What this task involves:
Below are records. Find each line in them that holds the word "meta" and copy it.

Records for the task section start

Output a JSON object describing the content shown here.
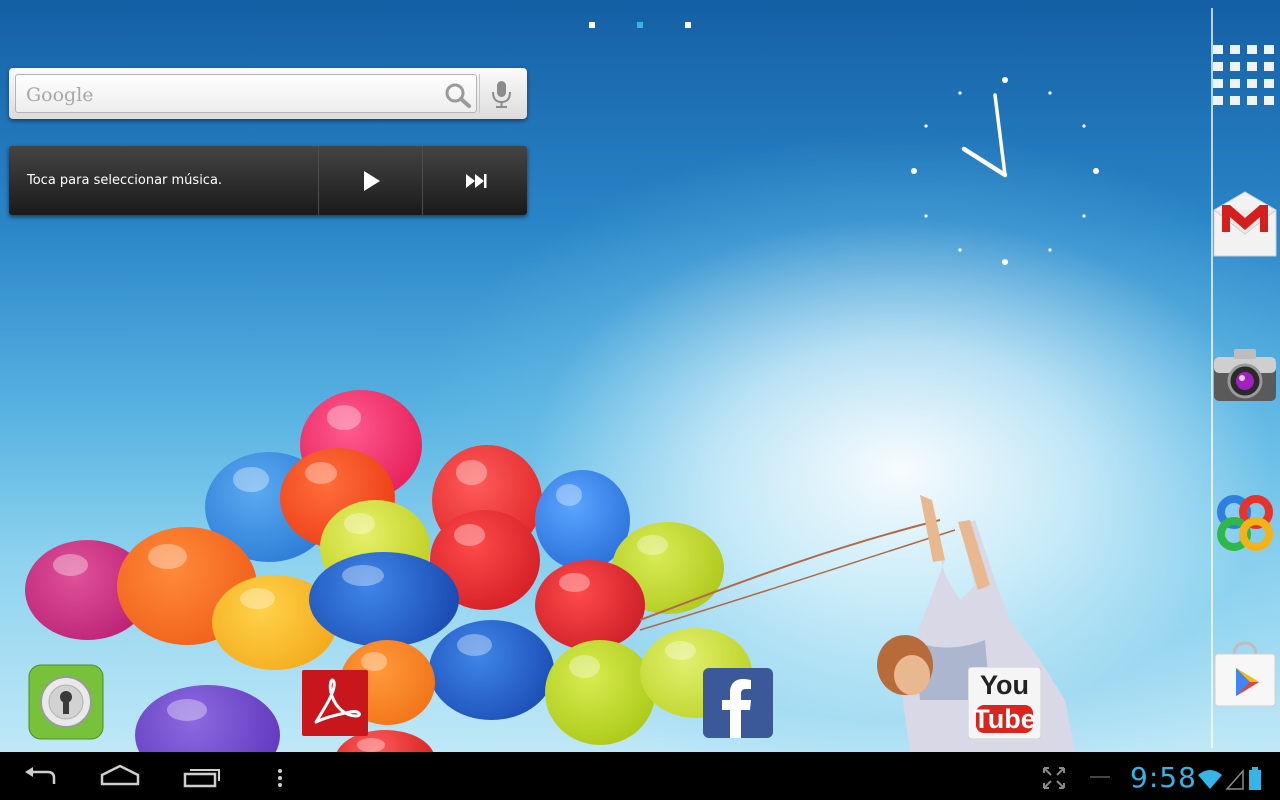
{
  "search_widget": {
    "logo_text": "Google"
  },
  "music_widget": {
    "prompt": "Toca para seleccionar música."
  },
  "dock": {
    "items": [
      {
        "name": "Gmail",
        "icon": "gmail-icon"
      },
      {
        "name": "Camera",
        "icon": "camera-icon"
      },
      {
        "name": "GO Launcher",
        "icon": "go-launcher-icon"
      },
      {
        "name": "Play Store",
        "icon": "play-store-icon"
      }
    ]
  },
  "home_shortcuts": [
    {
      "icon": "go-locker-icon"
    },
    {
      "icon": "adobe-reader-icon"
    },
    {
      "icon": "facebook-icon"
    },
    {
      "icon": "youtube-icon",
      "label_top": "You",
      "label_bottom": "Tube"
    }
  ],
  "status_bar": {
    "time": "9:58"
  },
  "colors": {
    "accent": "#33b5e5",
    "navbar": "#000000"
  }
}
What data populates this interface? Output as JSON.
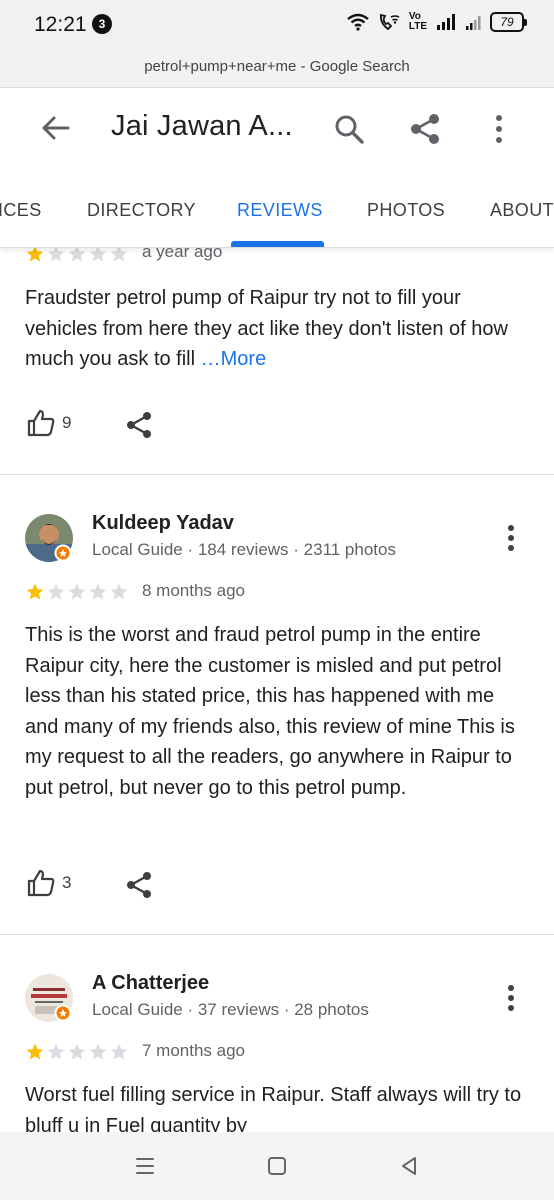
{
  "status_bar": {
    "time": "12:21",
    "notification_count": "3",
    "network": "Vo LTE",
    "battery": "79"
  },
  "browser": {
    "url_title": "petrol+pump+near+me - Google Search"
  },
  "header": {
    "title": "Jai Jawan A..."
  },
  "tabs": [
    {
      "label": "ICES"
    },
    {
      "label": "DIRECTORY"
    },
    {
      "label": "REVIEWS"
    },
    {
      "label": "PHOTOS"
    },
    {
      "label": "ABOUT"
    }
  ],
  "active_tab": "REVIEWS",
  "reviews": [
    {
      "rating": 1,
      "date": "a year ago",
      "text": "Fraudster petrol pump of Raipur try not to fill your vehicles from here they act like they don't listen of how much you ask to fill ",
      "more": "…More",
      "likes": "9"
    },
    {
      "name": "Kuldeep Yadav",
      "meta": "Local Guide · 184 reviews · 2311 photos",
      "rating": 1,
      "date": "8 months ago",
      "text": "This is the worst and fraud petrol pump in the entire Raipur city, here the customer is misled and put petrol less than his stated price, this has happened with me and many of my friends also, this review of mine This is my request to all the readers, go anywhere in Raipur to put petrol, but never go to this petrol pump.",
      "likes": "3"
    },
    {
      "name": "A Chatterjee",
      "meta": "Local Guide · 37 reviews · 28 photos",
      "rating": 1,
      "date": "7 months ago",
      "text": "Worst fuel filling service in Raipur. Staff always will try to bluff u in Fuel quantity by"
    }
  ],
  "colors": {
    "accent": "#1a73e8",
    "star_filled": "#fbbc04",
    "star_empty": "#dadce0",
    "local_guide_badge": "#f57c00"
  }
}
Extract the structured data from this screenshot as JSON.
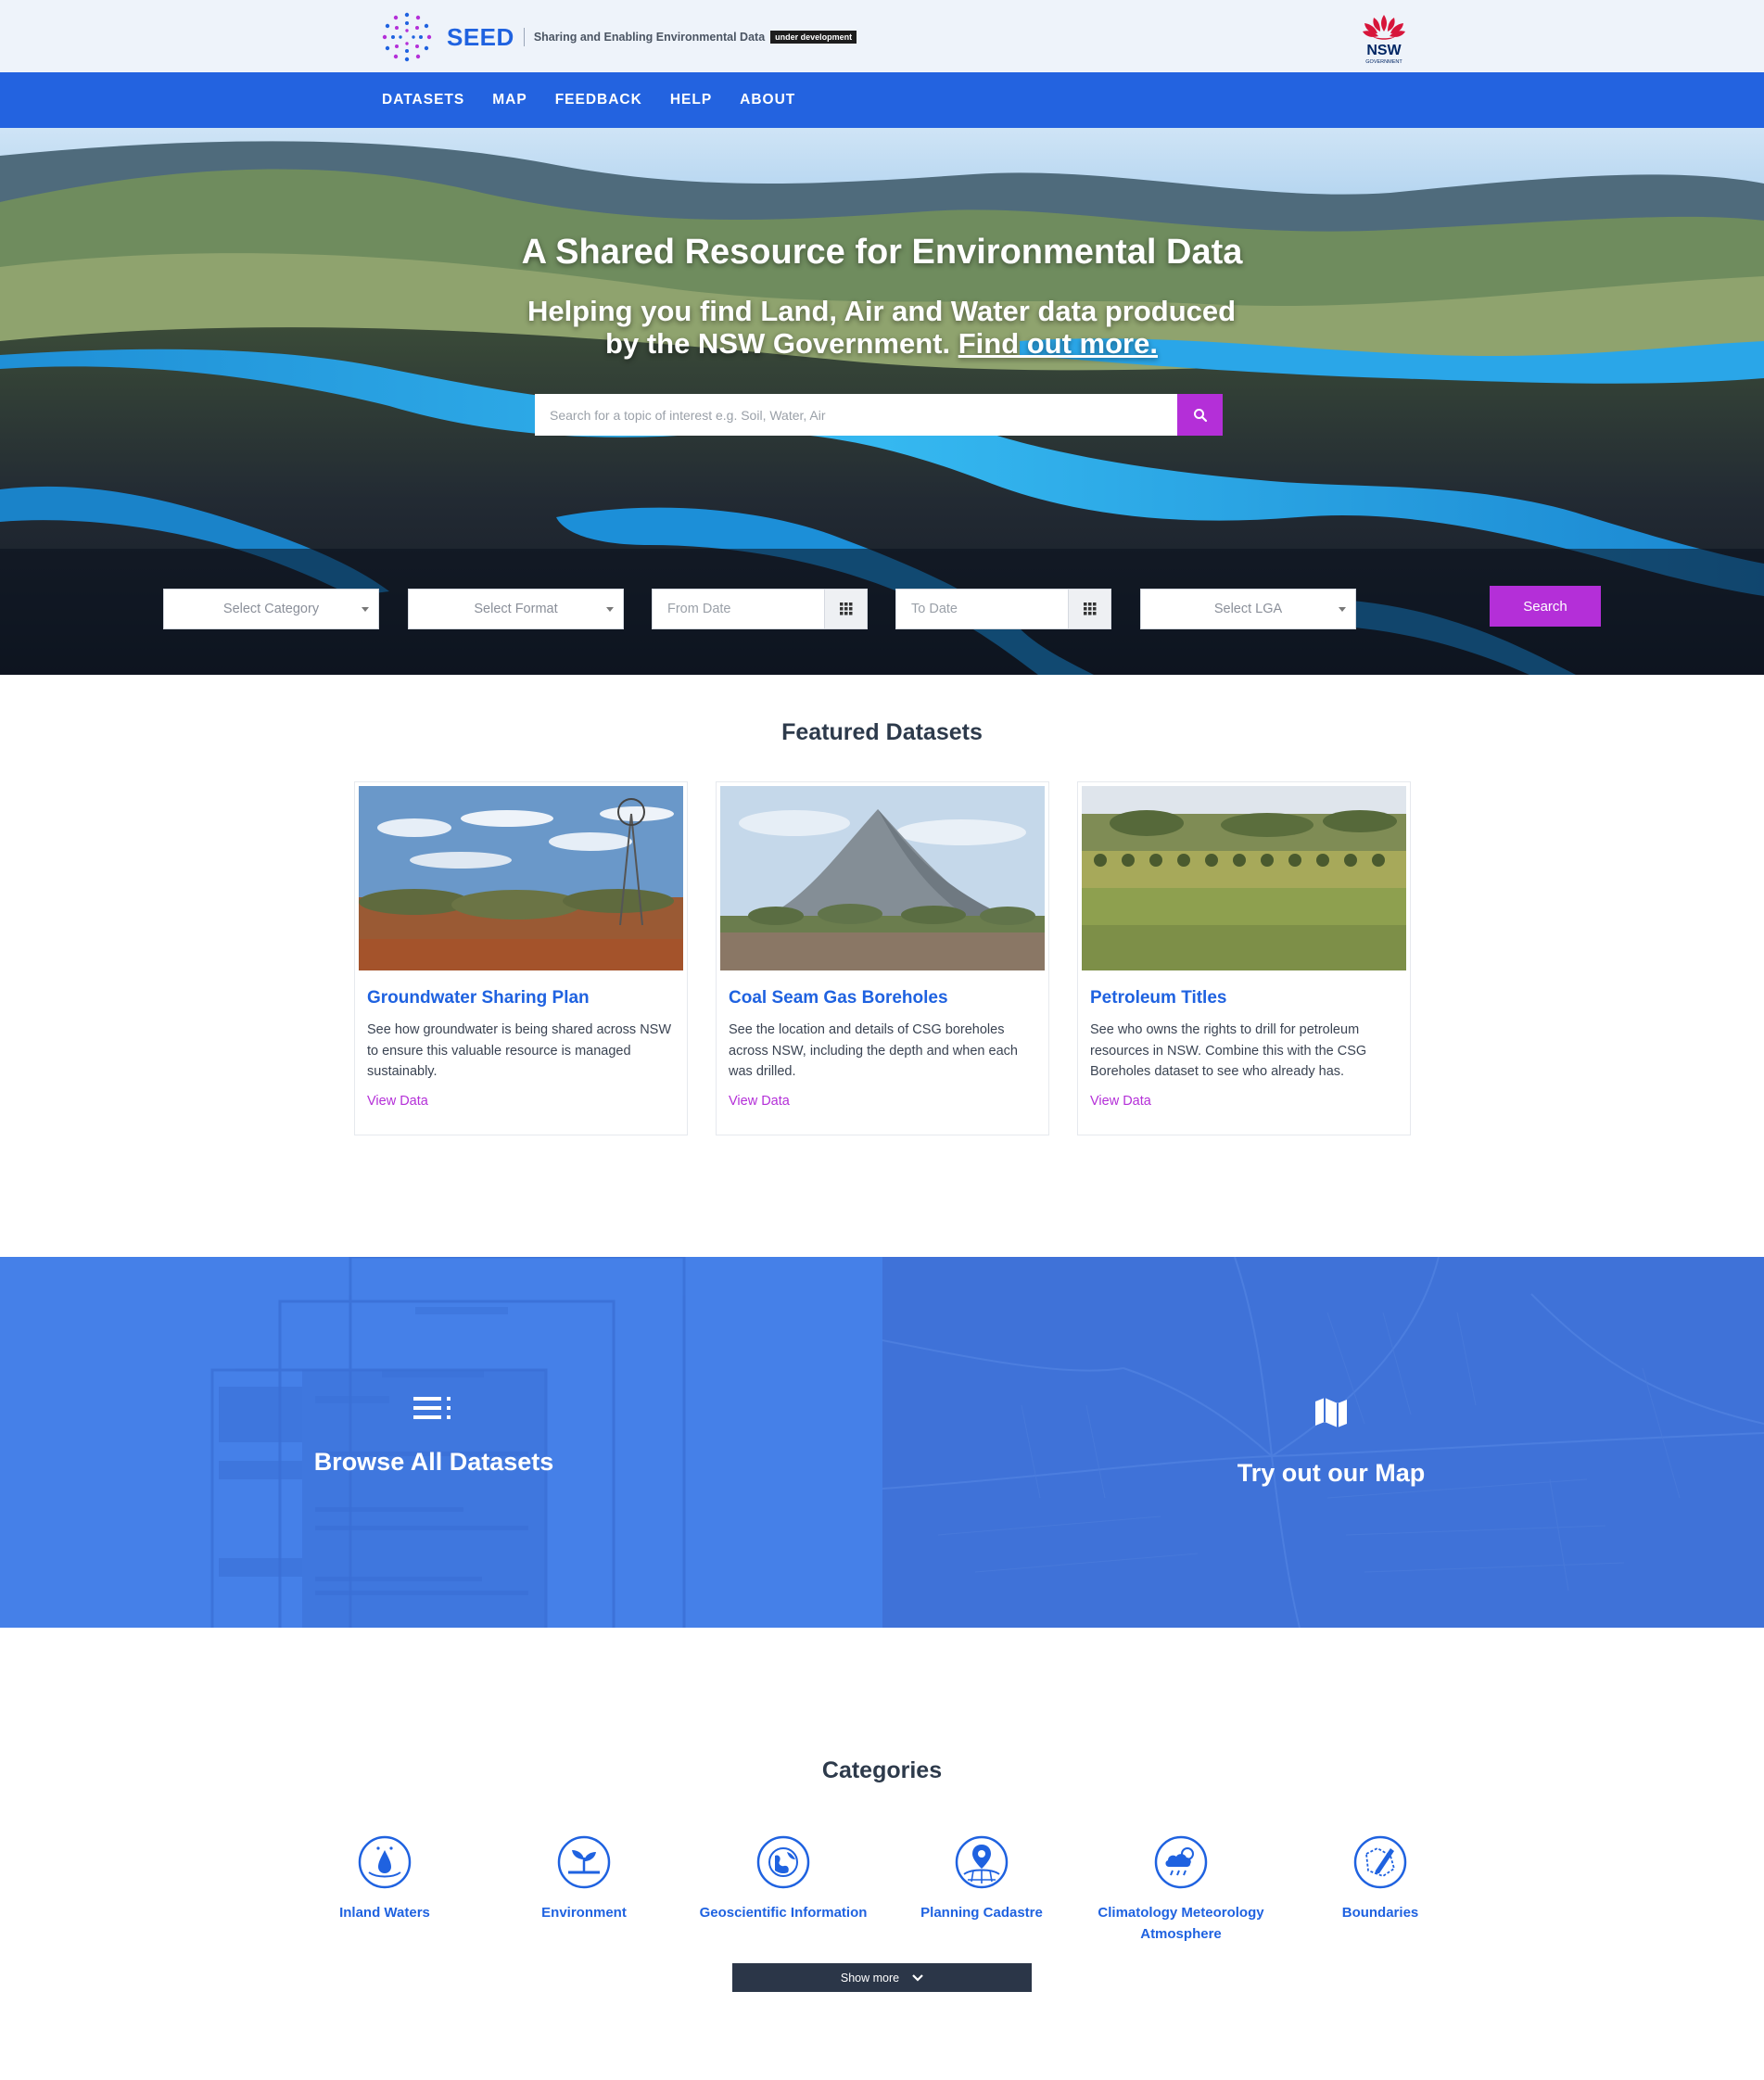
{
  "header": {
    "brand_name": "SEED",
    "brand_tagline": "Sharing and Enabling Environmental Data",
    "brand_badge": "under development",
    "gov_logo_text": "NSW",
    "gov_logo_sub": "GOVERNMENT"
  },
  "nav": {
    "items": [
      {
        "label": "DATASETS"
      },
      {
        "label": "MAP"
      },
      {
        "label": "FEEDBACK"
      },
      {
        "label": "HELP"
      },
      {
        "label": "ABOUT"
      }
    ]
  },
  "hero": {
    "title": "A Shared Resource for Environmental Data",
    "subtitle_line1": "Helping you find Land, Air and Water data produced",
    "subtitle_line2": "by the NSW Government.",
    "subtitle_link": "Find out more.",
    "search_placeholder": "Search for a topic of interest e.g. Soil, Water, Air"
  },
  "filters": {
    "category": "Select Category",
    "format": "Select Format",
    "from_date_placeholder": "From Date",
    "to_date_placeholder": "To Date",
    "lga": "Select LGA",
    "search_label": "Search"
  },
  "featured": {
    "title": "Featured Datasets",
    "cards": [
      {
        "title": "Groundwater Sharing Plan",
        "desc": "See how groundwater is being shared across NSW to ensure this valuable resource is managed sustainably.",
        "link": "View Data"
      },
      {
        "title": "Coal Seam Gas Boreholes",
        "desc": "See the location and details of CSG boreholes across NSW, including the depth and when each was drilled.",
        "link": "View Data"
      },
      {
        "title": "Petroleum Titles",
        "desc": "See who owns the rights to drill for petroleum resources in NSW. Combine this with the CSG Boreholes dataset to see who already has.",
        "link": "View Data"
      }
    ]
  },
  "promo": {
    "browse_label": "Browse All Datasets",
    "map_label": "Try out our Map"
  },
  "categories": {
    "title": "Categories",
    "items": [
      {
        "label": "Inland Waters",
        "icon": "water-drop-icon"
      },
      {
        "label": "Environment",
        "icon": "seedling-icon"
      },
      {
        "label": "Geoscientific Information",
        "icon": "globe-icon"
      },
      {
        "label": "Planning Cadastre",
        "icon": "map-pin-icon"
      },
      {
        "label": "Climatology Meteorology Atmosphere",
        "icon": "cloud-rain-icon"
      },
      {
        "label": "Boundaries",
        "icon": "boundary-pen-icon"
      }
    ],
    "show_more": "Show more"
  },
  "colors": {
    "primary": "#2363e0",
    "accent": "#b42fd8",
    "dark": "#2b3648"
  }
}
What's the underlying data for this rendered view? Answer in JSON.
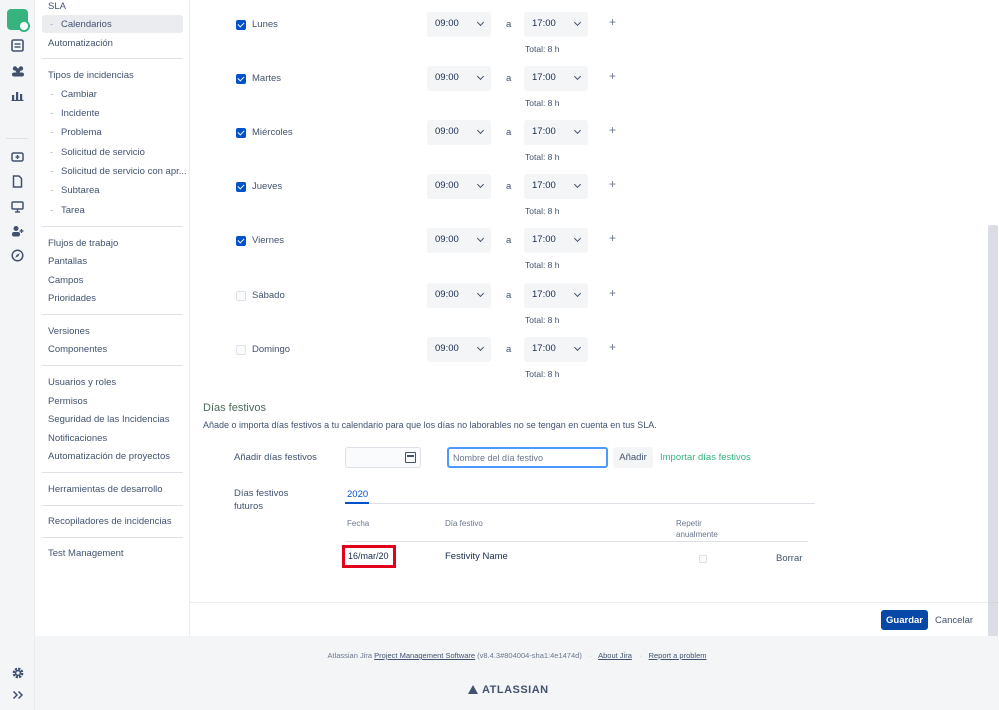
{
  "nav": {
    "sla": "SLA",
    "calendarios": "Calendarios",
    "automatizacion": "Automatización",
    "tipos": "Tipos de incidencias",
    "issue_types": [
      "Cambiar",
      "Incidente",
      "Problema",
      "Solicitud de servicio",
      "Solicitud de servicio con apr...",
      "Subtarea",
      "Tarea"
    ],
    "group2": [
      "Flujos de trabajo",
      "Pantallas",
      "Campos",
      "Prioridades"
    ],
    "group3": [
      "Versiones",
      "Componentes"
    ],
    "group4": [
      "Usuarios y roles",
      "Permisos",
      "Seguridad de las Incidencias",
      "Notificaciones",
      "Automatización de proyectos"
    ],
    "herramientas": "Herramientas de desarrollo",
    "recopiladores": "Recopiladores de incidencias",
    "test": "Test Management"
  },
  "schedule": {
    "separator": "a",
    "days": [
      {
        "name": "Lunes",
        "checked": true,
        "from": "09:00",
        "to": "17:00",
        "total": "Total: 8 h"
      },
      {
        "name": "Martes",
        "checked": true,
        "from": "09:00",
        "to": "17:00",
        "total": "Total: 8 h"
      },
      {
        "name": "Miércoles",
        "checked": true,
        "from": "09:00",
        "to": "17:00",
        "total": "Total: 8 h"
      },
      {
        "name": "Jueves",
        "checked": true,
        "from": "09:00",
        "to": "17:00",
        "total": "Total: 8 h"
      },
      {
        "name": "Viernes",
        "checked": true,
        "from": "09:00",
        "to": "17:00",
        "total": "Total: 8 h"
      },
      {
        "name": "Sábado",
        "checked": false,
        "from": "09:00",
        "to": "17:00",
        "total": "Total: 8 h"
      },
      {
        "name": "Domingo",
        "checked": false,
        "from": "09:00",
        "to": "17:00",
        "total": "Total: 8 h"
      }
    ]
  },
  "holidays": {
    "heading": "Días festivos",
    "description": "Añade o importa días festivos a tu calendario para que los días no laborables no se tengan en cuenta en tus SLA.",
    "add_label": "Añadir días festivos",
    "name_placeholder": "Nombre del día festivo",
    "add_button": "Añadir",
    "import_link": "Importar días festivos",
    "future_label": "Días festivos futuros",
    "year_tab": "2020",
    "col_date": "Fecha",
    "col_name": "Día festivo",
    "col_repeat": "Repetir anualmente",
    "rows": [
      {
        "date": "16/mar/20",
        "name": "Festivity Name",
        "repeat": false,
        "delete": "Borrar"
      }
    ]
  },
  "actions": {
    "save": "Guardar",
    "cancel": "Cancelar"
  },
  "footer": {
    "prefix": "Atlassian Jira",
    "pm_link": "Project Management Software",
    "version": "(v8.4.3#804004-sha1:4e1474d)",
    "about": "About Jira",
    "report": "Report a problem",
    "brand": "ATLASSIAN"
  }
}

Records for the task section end

Output of the exercise:
      "meta": "Local Guide · 184 reviews · 2311 photos",
      "meta": "Local Guide · 37 reviews · 28 photos",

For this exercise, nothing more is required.